15:45-49 Paul compares Adam to Christ; he discusses the first Adam and the last Adam. Adam is Hebrew for “man.” The first man, made of dust, became a living being through the power of God. But the second man, who has come from heaven, became a life-giving spirit (15:45, 47). The natural man could only die; the spiritual man can give life (15:46). We have all borne the image of the man of dust. What we need is to bear the image of the man of heaven (15:49). From birth, all human beings are “in Adam,” but through faith in the gospel we are “in Christ” and granted the hope of resurrection to life (see 15:22).
15:50-57 One day we will all be changed . . . in the twinkling of an eye (15:51-52). Our corruptible bodies will be clothed with incorruptibility; our mortal bodies clothed with immortality (15:53-54). Pain, sickness, disease, disability, and suffering of every kind will be gone. Our resurrection bodies will be indestructible and incorruptible. For all those who are in Christ Jesus, there is no sting to death, for death will be swallowed up in victory (15:54-55). Death is the result of sin (see also Rom 6:23), and sin gets power from the law (15:56). When God’s law commands, “Do not,” the sinful human heart desires the opposite (see Rom 7:7-11). But because of his faithfulness to perfectly keep the law and bear our sins, our Lord Jesus Christ has given us the victory (15:57).
15:58 Therefore, Paul concludes at the end of this glorious chapter on the resurrection, be steadfast, immovable, always excelling in the Lord’s work, because you know that your labor in the Lord is not in vain. The salvation Christ accomplished through his cross and resurrection is the gracious gift of God for sinners. We can’t earn it. But after we’ve received it, we’re not to sit back and do nothing. In light of our victory over sin and death due to our faith in King Jesus, believers are encouraged to labor for their Lord.
So make God’s kingdom agenda your own. Don’t become weary or give up because your labor “is not in vain.” It’s not wasted. You’re not spinning your wheels when you engage in faithful kingdom service. God sees your work for him, and he has a reward in store for you that will exceed your wildest expectations.
16:1 Following his exhortation in 15:58 to do “the Lord’s work,” Paul encourages them to apply this principle by taking up a collection for the saints. Though Paul doesn’t say explicitly whom the collection is for, references elsewhere make it clear that he’s talking about a relief gift for the impoverished believers in Jerusalem (see Acts 24:17; Rom 15:25-26; 2 Cor 8:1–9:15).

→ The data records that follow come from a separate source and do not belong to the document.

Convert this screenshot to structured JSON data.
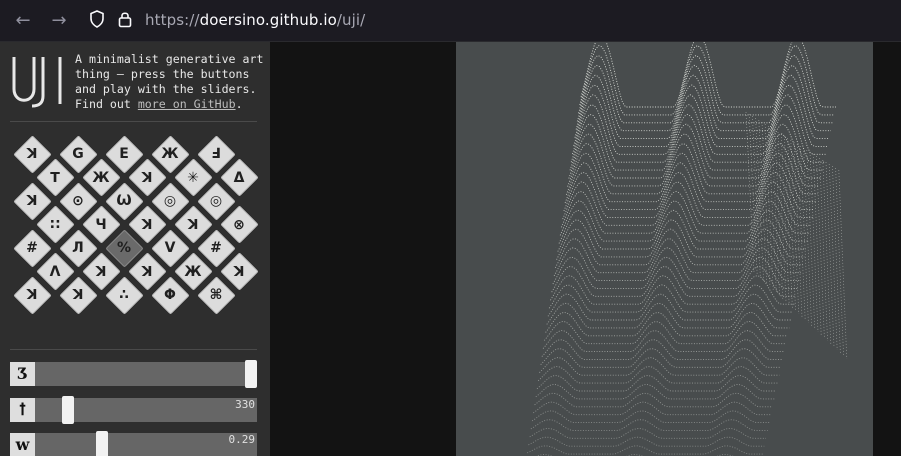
{
  "browser": {
    "url_prefix": "https://",
    "url_host": "doersino.github.io",
    "url_path": "/uji/",
    "icons": [
      "back-arrow-icon",
      "forward-arrow-icon",
      "shield-icon",
      "lock-icon"
    ]
  },
  "intro": {
    "text": "A minimalist generative art thing – press the buttons and play with the sliders. Find out ",
    "link": "more on GitHub",
    "end": "."
  },
  "presets": [
    [
      "ꓘ",
      "G",
      "E",
      "Ж",
      "Ⅎ"
    ],
    [
      "ꓔ",
      "Ж",
      "ꓘ",
      "✳",
      "Δ",
      "⊘"
    ],
    [
      "ꓘ",
      "⊙",
      "Ѡ",
      "◎",
      "◎",
      "∷"
    ],
    [
      "∷",
      "Ч",
      "ꓘ",
      "ꓘ",
      "⊗"
    ],
    [
      "#",
      "Л",
      "%",
      "V",
      "#"
    ],
    [
      "Λ",
      "ꓘ",
      "ꓘ",
      "Ж",
      "ꓘ"
    ],
    [
      "ꓘ",
      "ꓘ",
      "∴",
      "Φ",
      "⌘"
    ]
  ],
  "selected_preset": "row4-col2",
  "sliders": [
    {
      "icon": "Ʒ",
      "value": "",
      "fraction": 1.0
    },
    {
      "icon": "ꝉ",
      "value": "330",
      "fraction": 0.13
    },
    {
      "icon": "w",
      "value": "0.29",
      "fraction": 0.29
    }
  ],
  "colors": {
    "canvas_bg": "#484c4d",
    "sidebar_bg": "#2e2e2e",
    "wave": "#e9ece6"
  }
}
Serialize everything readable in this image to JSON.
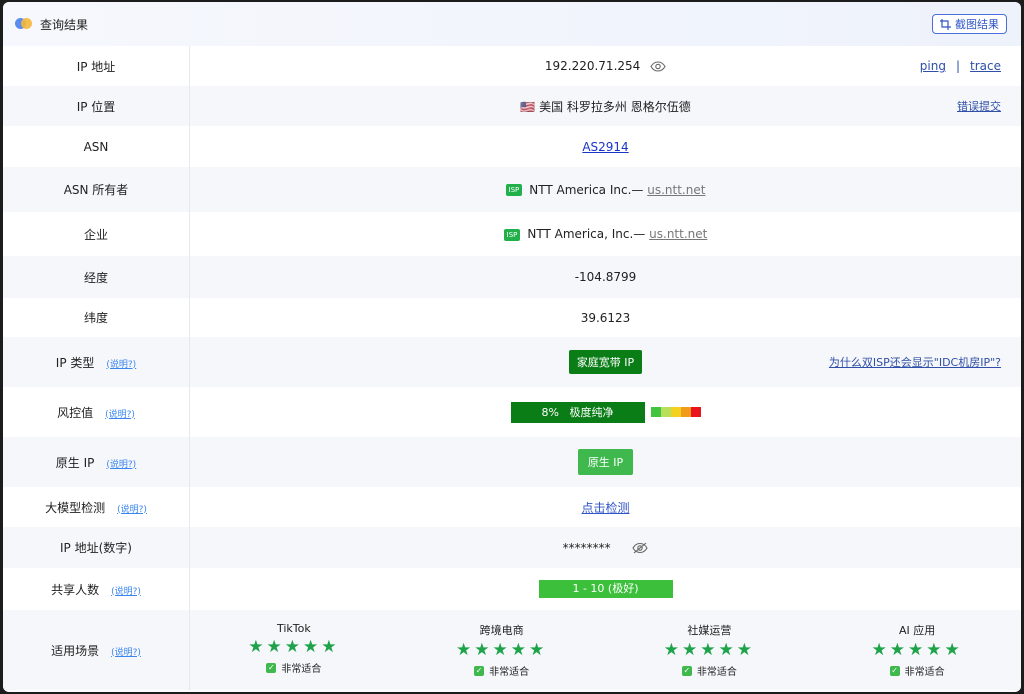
{
  "header": {
    "title": "查询结果",
    "screenshot_label": "截图结果"
  },
  "help_label": "(说明?)",
  "rows": {
    "ip": {
      "label": "IP 地址",
      "value": "192.220.71.254",
      "ping": "ping",
      "sep": "|",
      "trace": "trace"
    },
    "location": {
      "label": "IP 位置",
      "flag": "🇺🇸",
      "value": "美国 科罗拉多州 恩格尔伍德",
      "link": "错误提交"
    },
    "asn": {
      "label": "ASN",
      "value": "AS2914"
    },
    "asn_owner": {
      "label": "ASN 所有者",
      "badge": "ISP",
      "name": "NTT America Inc.—",
      "domain": "us.ntt.net"
    },
    "company": {
      "label": "企业",
      "badge": "ISP",
      "name": "NTT America, Inc.—",
      "domain": "us.ntt.net"
    },
    "longitude": {
      "label": "经度",
      "value": "-104.8799"
    },
    "latitude": {
      "label": "纬度",
      "value": "39.6123"
    },
    "ip_type": {
      "label": "IP 类型",
      "value": "家庭宽带 IP",
      "link": "为什么双ISP还会显示\"IDC机房IP\"?"
    },
    "risk": {
      "label": "风控值",
      "percent": "8%",
      "text": "极度纯净",
      "score": 0.08,
      "scale_colors": [
        "#41c43f",
        "#b8e05a",
        "#f2d21f",
        "#f29a1a",
        "#e9151a"
      ]
    },
    "native": {
      "label": "原生 IP",
      "value": "原生 IP"
    },
    "llm": {
      "label": "大模型检测",
      "value": "点击检测"
    },
    "ip_numeric": {
      "label": "IP 地址(数字)",
      "value": "********"
    },
    "shared": {
      "label": "共享人数",
      "value": "1 - 10 (极好)"
    },
    "scenarios": {
      "label": "适用场景",
      "items": [
        {
          "name": "TikTok",
          "stars": 5,
          "verdict": "非常适合"
        },
        {
          "name": "跨境电商",
          "stars": 5,
          "verdict": "非常适合"
        },
        {
          "name": "社媒运营",
          "stars": 5,
          "verdict": "非常适合"
        },
        {
          "name": "AI 应用",
          "stars": 5,
          "verdict": "非常适合"
        }
      ]
    }
  }
}
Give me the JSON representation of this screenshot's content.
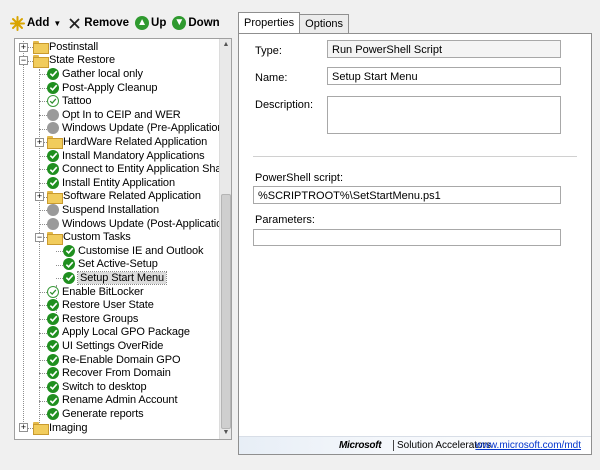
{
  "toolbar": {
    "add_label": "Add",
    "remove_label": "Remove",
    "up_label": "Up",
    "down_label": "Down"
  },
  "tree": {
    "items": [
      {
        "label": "Postinstall",
        "kind": "folder",
        "depth": 1,
        "expander": "+"
      },
      {
        "label": "State Restore",
        "kind": "folder",
        "depth": 1,
        "expander": "-"
      },
      {
        "label": "Gather local only",
        "kind": "check",
        "depth": 2
      },
      {
        "label": "Post-Apply Cleanup",
        "kind": "check",
        "depth": 2
      },
      {
        "label": "Tattoo",
        "kind": "hollow",
        "depth": 2
      },
      {
        "label": "Opt In to CEIP and WER",
        "kind": "gray",
        "depth": 2
      },
      {
        "label": "Windows Update (Pre-Application Inst",
        "kind": "gray",
        "depth": 2
      },
      {
        "label": "HardWare Related Application",
        "kind": "folder",
        "depth": 2,
        "expander": "+"
      },
      {
        "label": "Install Mandatory Applications",
        "kind": "check",
        "depth": 2
      },
      {
        "label": "Connect to Entity Application Share",
        "kind": "check",
        "depth": 2
      },
      {
        "label": "Install Entity Application",
        "kind": "check",
        "depth": 2
      },
      {
        "label": "Software Related Application",
        "kind": "folder",
        "depth": 2,
        "expander": "+"
      },
      {
        "label": "Suspend Installation",
        "kind": "gray",
        "depth": 2
      },
      {
        "label": "Windows Update (Post-Application Ins",
        "kind": "gray",
        "depth": 2
      },
      {
        "label": "Custom Tasks",
        "kind": "folder",
        "depth": 2,
        "expander": "-"
      },
      {
        "label": "Customise IE and Outlook",
        "kind": "check",
        "depth": 3
      },
      {
        "label": "Set Active-Setup",
        "kind": "check",
        "depth": 3
      },
      {
        "label": "Setup Start Menu",
        "kind": "check",
        "depth": 3,
        "selected": true
      },
      {
        "label": "Enable BitLocker",
        "kind": "hollow",
        "depth": 2
      },
      {
        "label": "Restore User State",
        "kind": "check",
        "depth": 2
      },
      {
        "label": "Restore Groups",
        "kind": "check",
        "depth": 2
      },
      {
        "label": "Apply Local GPO Package",
        "kind": "check",
        "depth": 2
      },
      {
        "label": "UI Settings OverRide",
        "kind": "check",
        "depth": 2
      },
      {
        "label": "Re-Enable Domain GPO",
        "kind": "check",
        "depth": 2
      },
      {
        "label": "Recover From Domain",
        "kind": "check",
        "depth": 2
      },
      {
        "label": "Switch to desktop",
        "kind": "check",
        "depth": 2
      },
      {
        "label": "Rename Admin Account",
        "kind": "check",
        "depth": 2
      },
      {
        "label": "Generate reports",
        "kind": "check",
        "depth": 2
      },
      {
        "label": "Imaging",
        "kind": "folder",
        "depth": 1,
        "expander": "+"
      }
    ]
  },
  "tabs": {
    "properties": "Properties",
    "options": "Options"
  },
  "form": {
    "type_label": "Type:",
    "type_value": "Run PowerShell Script",
    "name_label": "Name:",
    "name_value": "Setup Start Menu",
    "description_label": "Description:",
    "description_value": "",
    "script_label": "PowerShell script:",
    "script_value": "%SCRIPTROOT%\\SetStartMenu.ps1",
    "parameters_label": "Parameters:",
    "parameters_value": ""
  },
  "footer": {
    "brand": "Microsoft",
    "product": "Solution Accelerators",
    "link": "www.microsoft.com/mdt"
  },
  "colors": {
    "success_green": "#1f8f1f",
    "folder_yellow": "#f1cc5c",
    "link_blue": "#0033cc"
  }
}
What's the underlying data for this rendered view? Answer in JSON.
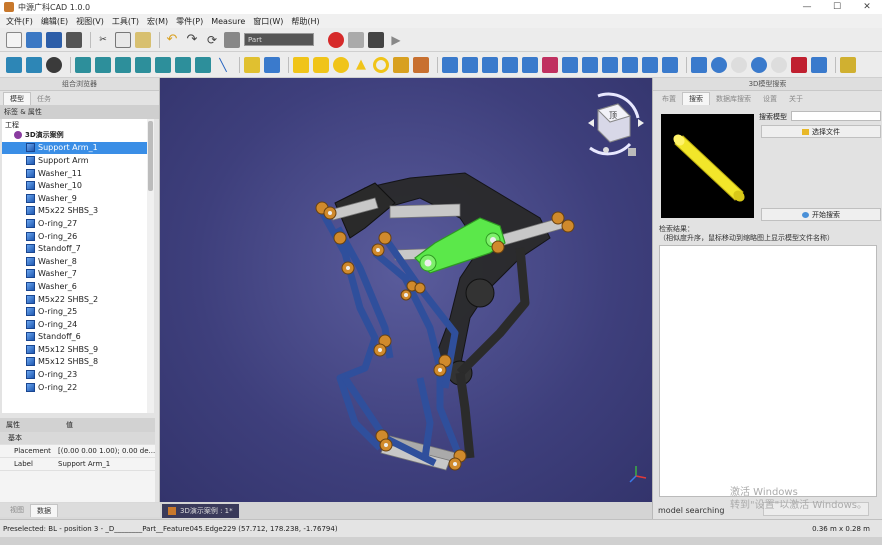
{
  "window": {
    "title": "中源广科CAD 1.0.0",
    "minimize": "—",
    "maximize": "☐",
    "close": "✕"
  },
  "menu": [
    "文件(F)",
    "编辑(E)",
    "视图(V)",
    "工具(T)",
    "宏(M)",
    "零件(P)",
    "Measure",
    "窗口(W)",
    "帮助(H)"
  ],
  "toolbar": {
    "part_combo": "Part"
  },
  "left_panel": {
    "header": "组合浏览器",
    "tabs": [
      "模型",
      "任务"
    ],
    "labels_section": "标签 & 属性",
    "project_label": "工程",
    "root_item": "3D演示案例",
    "tree_items": [
      "Support Arm_1",
      "Support Arm",
      "Washer_11",
      "Washer_10",
      "Washer_9",
      "M5x22 SHBS_3",
      "O-ring_27",
      "O-ring_26",
      "Standoff_7",
      "Washer_8",
      "Washer_7",
      "Washer_6",
      "M5x22 SHBS_2",
      "O-ring_25",
      "O-ring_24",
      "Standoff_6",
      "M5x12 SHBS_9",
      "M5x12 SHBS_8",
      "O-ring_23",
      "O-ring_22"
    ],
    "selected_index": 0,
    "property_header": [
      "属性",
      "值"
    ],
    "property_group": "基本",
    "properties": [
      {
        "key": "Placement",
        "value": "[(0.00 0.00 1.00); 0.00 de..."
      },
      {
        "key": "Label",
        "value": "Support Arm_1"
      }
    ],
    "bottom_tabs": [
      "视图",
      "数据"
    ]
  },
  "view3d": {
    "tab_label": "3D演示案例 : 1*",
    "navcube_face": "顶"
  },
  "right_panel": {
    "header": "3D模型搜索",
    "tabs": [
      "布置",
      "搜索",
      "数据库搜索",
      "设置",
      "关于"
    ],
    "search_label": "搜索模型",
    "select_file": "选择文件",
    "start_search": "开始搜索",
    "result_label_1": "检索结果：",
    "result_label_2": "（相似度升序，鼠标移动到缩略图上显示模型文件名称）",
    "status_label": "model searching"
  },
  "watermark": {
    "line1": "激活 Windows",
    "line2": "转到\"设置\"以激活 Windows。"
  },
  "statusbar": {
    "preselected": "Preselected: BL - position 3 - _D________Part__Feature045.Edge229 (57.712, 178.238, -1.76794)",
    "dims": "0.36 m x 0.28 m"
  },
  "colors": {
    "view_bg": "#3e3f7c",
    "selected_part": "#5be84a",
    "frame_blue": "#2f4f9c",
    "frame_dark": "#2a2a2a",
    "washer": "#d08a2c",
    "rod": "#c8c8c8"
  }
}
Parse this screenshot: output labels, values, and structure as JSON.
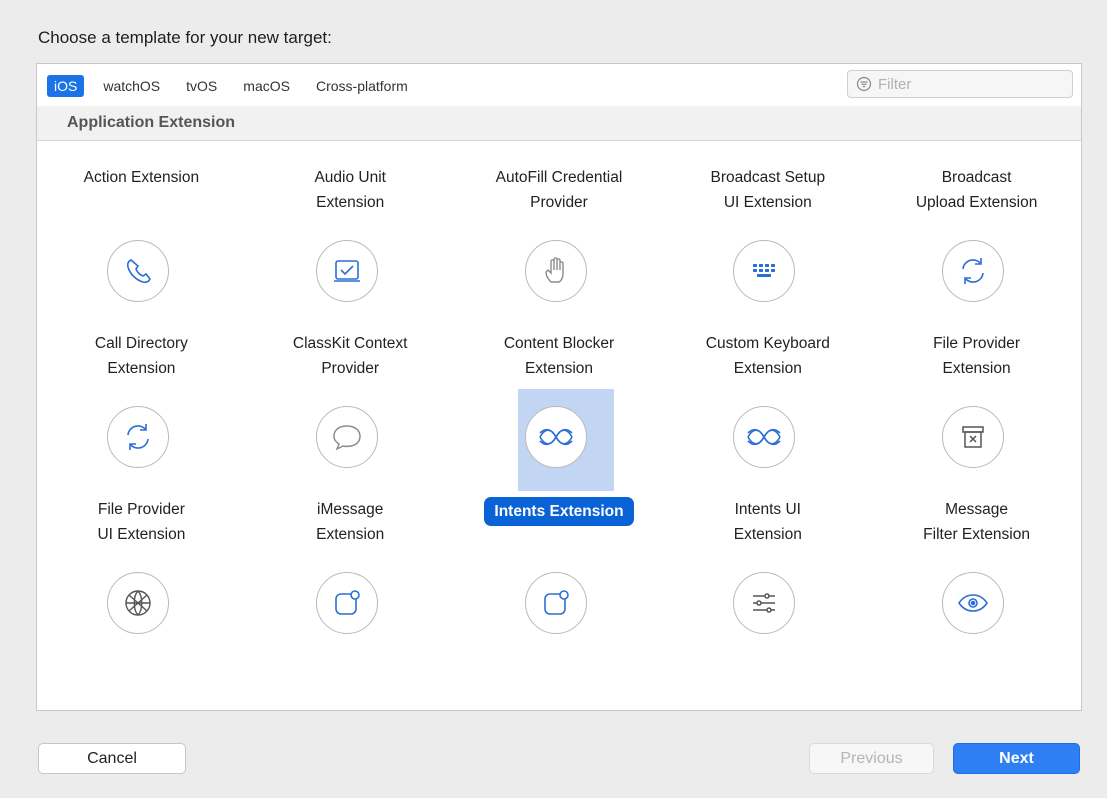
{
  "prompt": "Choose a template for your new target:",
  "tabs": [
    "iOS",
    "watchOS",
    "tvOS",
    "macOS",
    "Cross-platform"
  ],
  "active_tab": "iOS",
  "filter": {
    "placeholder": "Filter",
    "value": ""
  },
  "section_title": "Application Extension",
  "templates": [
    {
      "label": "Action Extension",
      "icon": "gear-icon"
    },
    {
      "label": "Audio Unit\nExtension",
      "icon": "audio-waves-icon"
    },
    {
      "label": "AutoFill Credential\nProvider",
      "icon": "password-dots-icon"
    },
    {
      "label": "Broadcast Setup\nUI Extension",
      "icon": "layers-icon"
    },
    {
      "label": "Broadcast\nUpload Extension",
      "icon": "layers-icon"
    },
    {
      "label": "Call Directory\nExtension",
      "icon": "phone-icon"
    },
    {
      "label": "ClassKit Context\nProvider",
      "icon": "checkbox-tray-icon"
    },
    {
      "label": "Content Blocker\nExtension",
      "icon": "hand-icon"
    },
    {
      "label": "Custom Keyboard\nExtension",
      "icon": "keyboard-icon"
    },
    {
      "label": "File Provider\nExtension",
      "icon": "sync-arrows-icon"
    },
    {
      "label": "File Provider\nUI Extension",
      "icon": "sync-arrows-icon"
    },
    {
      "label": "iMessage\nExtension",
      "icon": "speech-bubble-icon"
    },
    {
      "label": "Intents Extension",
      "icon": "intents-waves-icon",
      "selected": true
    },
    {
      "label": "Intents UI\nExtension",
      "icon": "intents-waves-icon"
    },
    {
      "label": "Message\nFilter Extension",
      "icon": "archive-box-icon"
    },
    {
      "label": "",
      "icon": "globe-icon"
    },
    {
      "label": "",
      "icon": "rounded-square-dot-icon"
    },
    {
      "label": "",
      "icon": "rounded-square-dot-icon"
    },
    {
      "label": "",
      "icon": "sliders-icon"
    },
    {
      "label": "",
      "icon": "eye-icon"
    }
  ],
  "buttons": {
    "cancel": "Cancel",
    "previous": "Previous",
    "next": "Next"
  },
  "colors": {
    "accent": "#1a74e8",
    "selection_bg": "#c2d6f3",
    "selected_label": "#0a63d6",
    "next_button": "#2f7ff4"
  }
}
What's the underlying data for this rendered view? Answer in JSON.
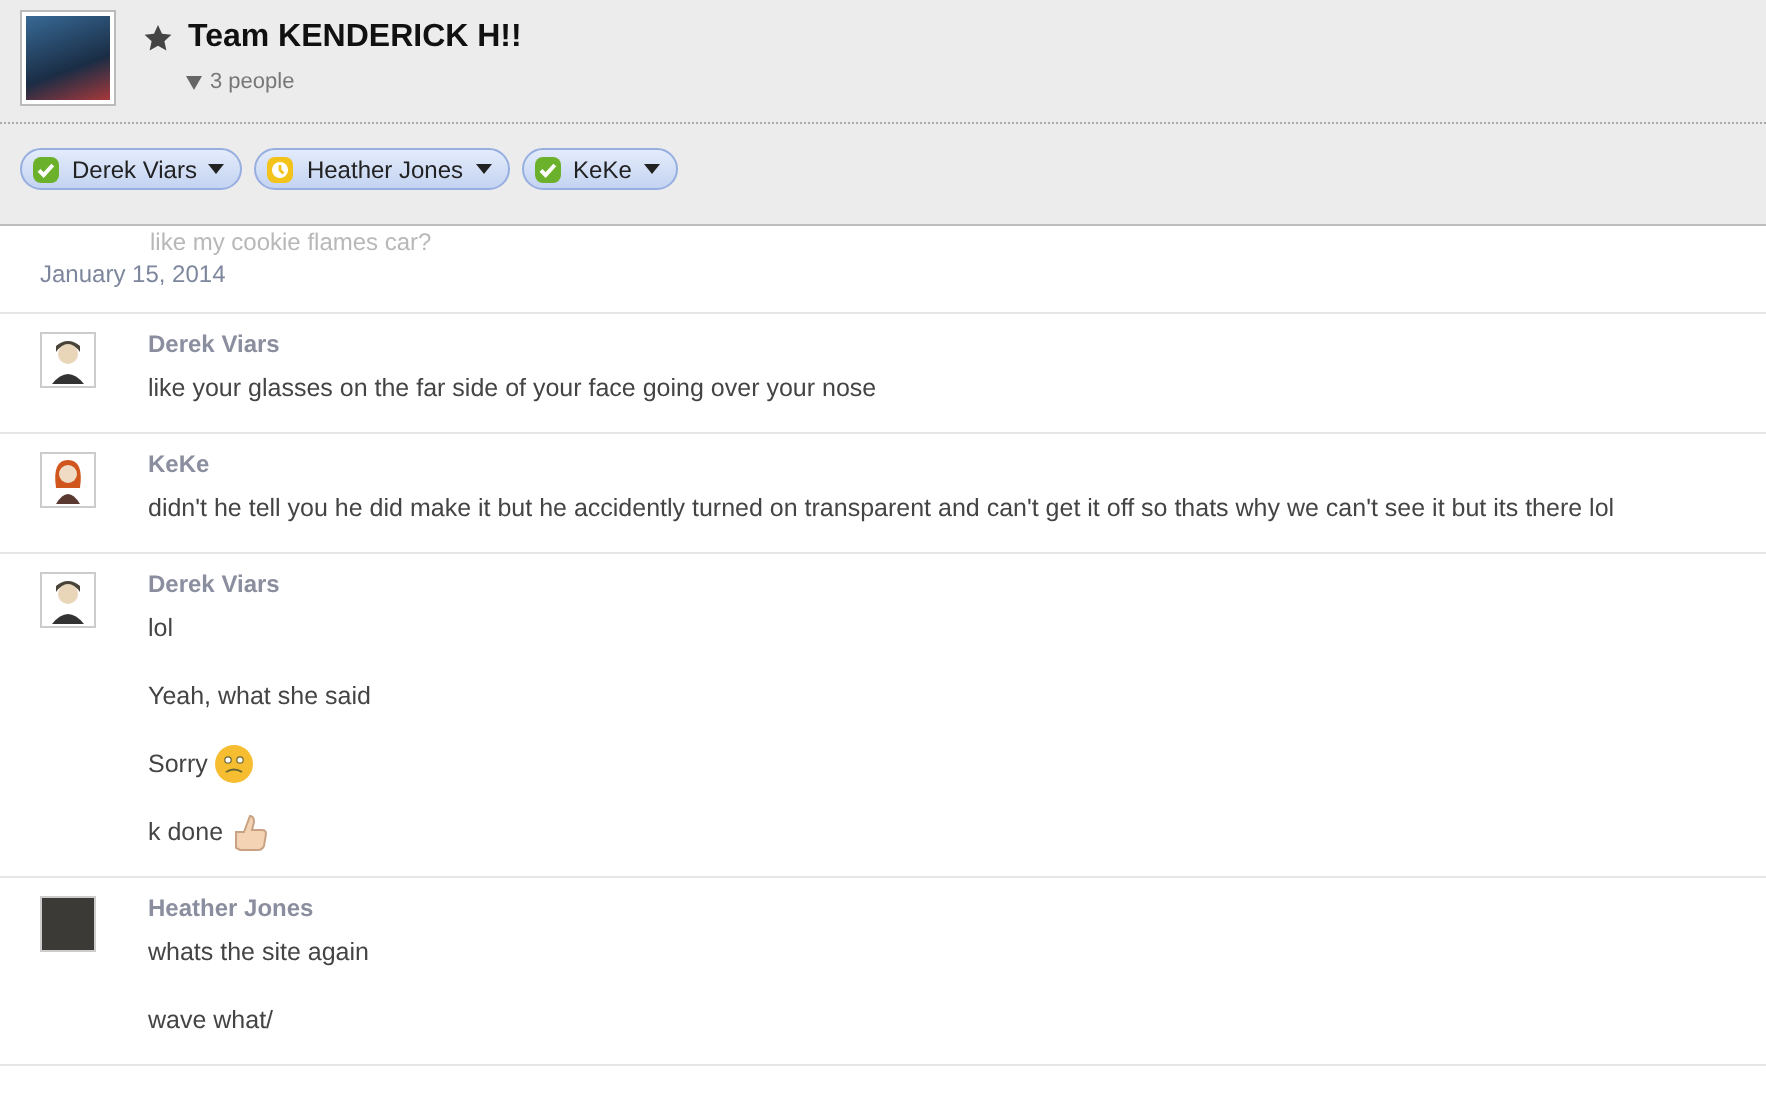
{
  "chat": {
    "title": "Team KENDERICK H!!",
    "starred": true,
    "people_count": "3 people",
    "participants": [
      {
        "name": "Derek Viars",
        "status": {
          "kind": "online"
        }
      },
      {
        "name": "Heather Jones",
        "status": {
          "kind": "away"
        }
      },
      {
        "name": "KeKe",
        "status": {
          "kind": "online"
        }
      }
    ]
  },
  "scrolled_text": "like my cookie flames car?",
  "date": "January 15, 2014",
  "messages": [
    {
      "author": "Derek Viars",
      "avatar": {
        "kind": "cartoon-boy"
      },
      "lines": [
        {
          "text": "like your glasses on the far side of your face going over your nose"
        }
      ]
    },
    {
      "author": "KeKe",
      "avatar": {
        "kind": "cartoon-girl"
      },
      "lines": [
        {
          "text": "didn't he tell you he did make it but he accidently turned on transparent and can't get it off so thats why we can't see it but its there lol"
        }
      ]
    },
    {
      "author": "Derek Viars",
      "avatar": {
        "kind": "cartoon-boy"
      },
      "lines": [
        {
          "text": "lol"
        },
        {
          "text": "Yeah, what she said"
        },
        {
          "text": "Sorry",
          "emoji": {
            "kind": "worried"
          }
        },
        {
          "text": "k done",
          "emoji": {
            "kind": "thumbs-up"
          }
        }
      ]
    },
    {
      "author": "Heather Jones",
      "avatar": {
        "kind": "photo"
      },
      "lines": [
        {
          "text": "whats the site again"
        },
        {
          "text": "wave what/"
        }
      ]
    }
  ]
}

16:2 He asks them to take up the collection on the first day of the week (Sunday) as a part of their weekly worship gathering. Paul desires that each person set something aside in accordance with how he is prospering. Thus, giving was to be planned—not haphazard—and based on one’s personal means. Moreover, setting aside the offerings in advance would prevent Paul from having to chide or browbeat them when he visited, avoiding embarrassment for everyone.
16:3-4 Paul had a burden for the poor in Jerusalem. He greatly desired that the Gentile believers might bless Jewish believers in their time of distress. As he told the Christians in Rome, “If the Gentiles have shared in [the Jewish believers’] spiritual benefits, then they are obligated to minister to them in material needs” (Rom 15:27). His plan was to send the gift to Jerusalem through trusted representatives whom the Corinthians selected (16:3).